Getting inside the drum circle

The distant sound of the drums had us enthralled. It’s a recipe for disaster when you add in all of the unnamed (but excellent) $5 beers. Colonel Kurtz appeared to be leading a group of countless people in a random bongo-drum prayer on the other side of those woods. “Oh, we have to go there, like, right now,” one of us mumbled, and off we ran, cutting through the tie-dyed village-like focused velociraptors on the hunt once more.

Drum circles, it turns out, are as dull as they sound. You either wait there bored as fifty people drum in relatively perfect time, or you awkwardly worm your way into the circle, find an empty bongo drum, and discover the hard way that you have no rhythm at all. “It’s harder than it appears,” I recall saying, blushing. It was all in good humor.

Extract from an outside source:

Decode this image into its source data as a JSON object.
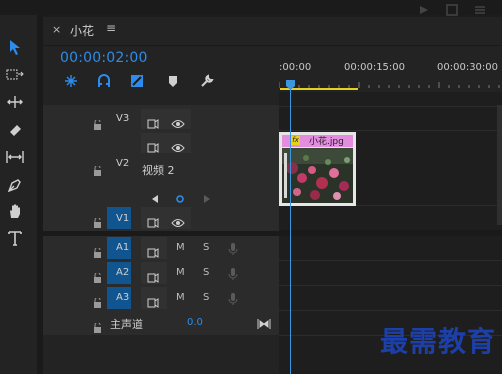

Garth Hudson and his band were, without a doubt, a highlight of the evening. Many of the people in my immediate vicinity had no idea who he was until he began playing classics by The Band, such as “Up on Cripple Creek” and “The Weight.” Everything was fine with a beer in hand and buddies nearby. It was growing dark at that point, and there was far less light pollution near the mountains to muddle up the night sky. The stars were shining brightly.…